Magic Leap’s post — titled “Just another day in the office at Magic Leap” — claims the video shows a game being played around the office.
In the fashion industry, designers show pieces on the runway that “were never intended for real-world production, but that’s made clear,” observed Cindy Zhou, a principal analyst at Constellation Research.
“There’s a difference between fact and being transparent that the [Magic Leap] video was meant to be aspirational,” she told TechNewsWorld.
However, there’s a precedent, suggested Enderle. Steve Jobs “fooled a lot of very smart people doing similar things, first with NeXT and then with the iPhone, which was basically a pretty brick when he first showed it.”
Big Name Boosters

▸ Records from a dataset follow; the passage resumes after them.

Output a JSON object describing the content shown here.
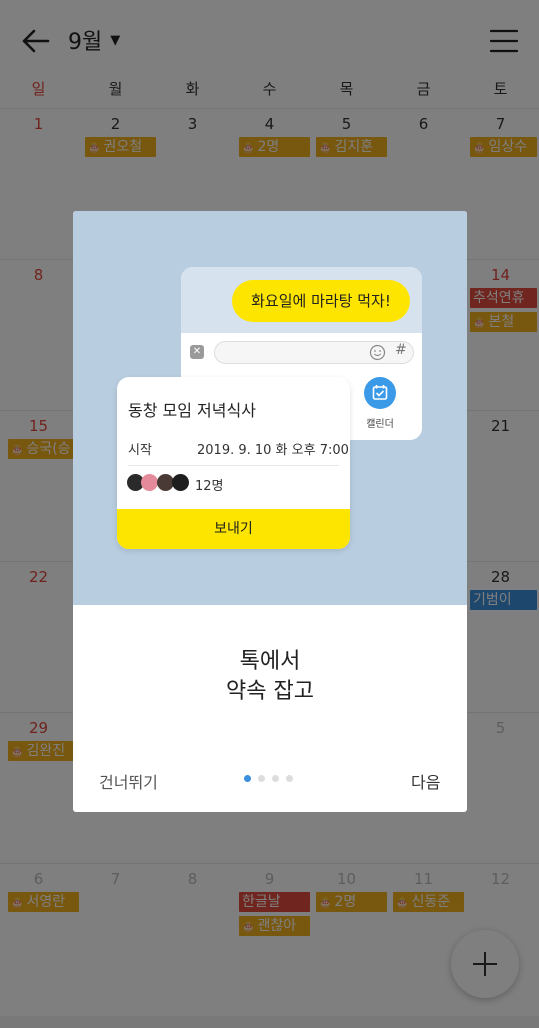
{
  "header": {
    "month": "9월",
    "caret": "▼"
  },
  "weekdays": [
    "일",
    "월",
    "화",
    "수",
    "목",
    "금",
    "토"
  ],
  "weeks": [
    {
      "days": [
        {
          "num": "1",
          "style": "sun"
        },
        {
          "num": "2"
        },
        {
          "num": "3"
        },
        {
          "num": "4"
        },
        {
          "num": "5"
        },
        {
          "num": "6"
        },
        {
          "num": "7"
        }
      ],
      "events": [
        {
          "label": "권오철",
          "col": 1,
          "color": "gold"
        },
        {
          "label": "2명",
          "col": 3,
          "color": "gold"
        },
        {
          "label": "김지훈",
          "col": 4,
          "color": "gold"
        },
        {
          "label": "임상수",
          "col": 6,
          "color": "gold"
        }
      ]
    },
    {
      "days": [
        {
          "num": "8",
          "style": "sun"
        },
        {
          "num": "14",
          "style": "red"
        }
      ],
      "events": [
        {
          "label": "추석연휴",
          "col": 6,
          "color": "red",
          "row": 0
        },
        {
          "label": "본철",
          "col": 6,
          "color": "gold",
          "row": 1
        }
      ]
    },
    {
      "days": [
        {
          "num": "15",
          "style": "sun"
        },
        {
          "num": "21"
        }
      ],
      "events": [
        {
          "label": "승국(승",
          "col": 0,
          "color": "gold"
        }
      ]
    },
    {
      "days": [
        {
          "num": "22",
          "style": "sun"
        },
        {
          "num": "28"
        }
      ],
      "events": [
        {
          "label": "기범이",
          "col": 6,
          "color": "blue"
        }
      ]
    },
    {
      "days": [
        {
          "num": "29",
          "style": "sun"
        },
        {
          "num": "5",
          "style": "muted"
        }
      ],
      "events": [
        {
          "label": "김완진",
          "col": 0,
          "color": "gold"
        }
      ]
    },
    {
      "days": [
        {
          "num": "6",
          "style": "muted"
        },
        {
          "num": "7",
          "style": "muted"
        },
        {
          "num": "8",
          "style": "muted"
        },
        {
          "num": "9",
          "style": "muted"
        },
        {
          "num": "10",
          "style": "muted"
        },
        {
          "num": "11",
          "style": "muted"
        },
        {
          "num": "12",
          "style": "muted"
        }
      ],
      "events": [
        {
          "label": "서영란",
          "col": 0,
          "color": "gold"
        },
        {
          "label": "한글날",
          "col": 3,
          "color": "red",
          "noicon": true
        },
        {
          "label": "괜찮아",
          "col": 3,
          "color": "gold",
          "row": 1
        },
        {
          "label": "2명",
          "col": 4,
          "color": "gold"
        },
        {
          "label": "신동준",
          "col": 5,
          "color": "gold"
        }
      ]
    }
  ],
  "modal": {
    "chat_message": "화요일에 마라탕 먹자!",
    "calendar_label": "캘린더",
    "event_title": "동창 모임 저녁식사",
    "start_label": "시작",
    "start_value": "2019. 9. 10 화   오후 7:00",
    "attendee_count": "12명",
    "send_label": "보내기",
    "headline_line1": "톡에서",
    "headline_line2": "약속 잡고",
    "skip_label": "건너뛰기",
    "next_label": "다음",
    "page_total": 4,
    "page_current": 1
  },
  "colors": {
    "accent_yellow": "#fee500",
    "event_gold": "#f0ae1d",
    "event_red": "#e04b3c",
    "event_blue": "#3a8fd8",
    "modal_art_bg": "#b8cde0",
    "dot_active": "#3a8fe0"
  },
  "icons": [
    "back-arrow-icon",
    "menu-icon",
    "caret-down-icon",
    "cake-icon",
    "close-icon",
    "smile-icon",
    "hash-icon",
    "calendar-check-icon",
    "plus-icon"
  ]
}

Magic Leap has raised US$1.4 billion in funding without anyone seeing its technology. Investors include Google and Andreessen Horowitz.
Google’s Sundar Pichai and Lord of the Rings director Peter Jackson sit on its board, and Magic Leap has signed a deal with LucasFilm.
Why were companies with strong technical expertise attracted to Magic Leap?
“The people at the top who do the deals are often under pressure to do the deal before the required amount of due diligence can occur,” said Larry Chiagouris, a professor of marketing at Pace University.
“I doubt that the most senior people even personally had the time or the skills to do the due diligence needed,” he told TechNewsWorld.
“The question is whether [Magic Leap] can get more money to complete their offering now that some of their investors believe that they were cheated,” Enderle remarked. Companies “rarely recover from something like this.”
Microsoft’s HoloLens and Facebook’s Oculus currently lead the augmented reality market, and it’s not clear whether Magic Leap can catch up.
On the other hand, the tech market “is quick to forgive if you can deliver something that’s truly transformational,” noted Michael Jude, a program manager at Stratecast/Frost & Sullivan.
“If Magic Leap can develop a compelling game that has at least some of the advertised functionality,” he told TechNewsWorld, “they could still be successful.”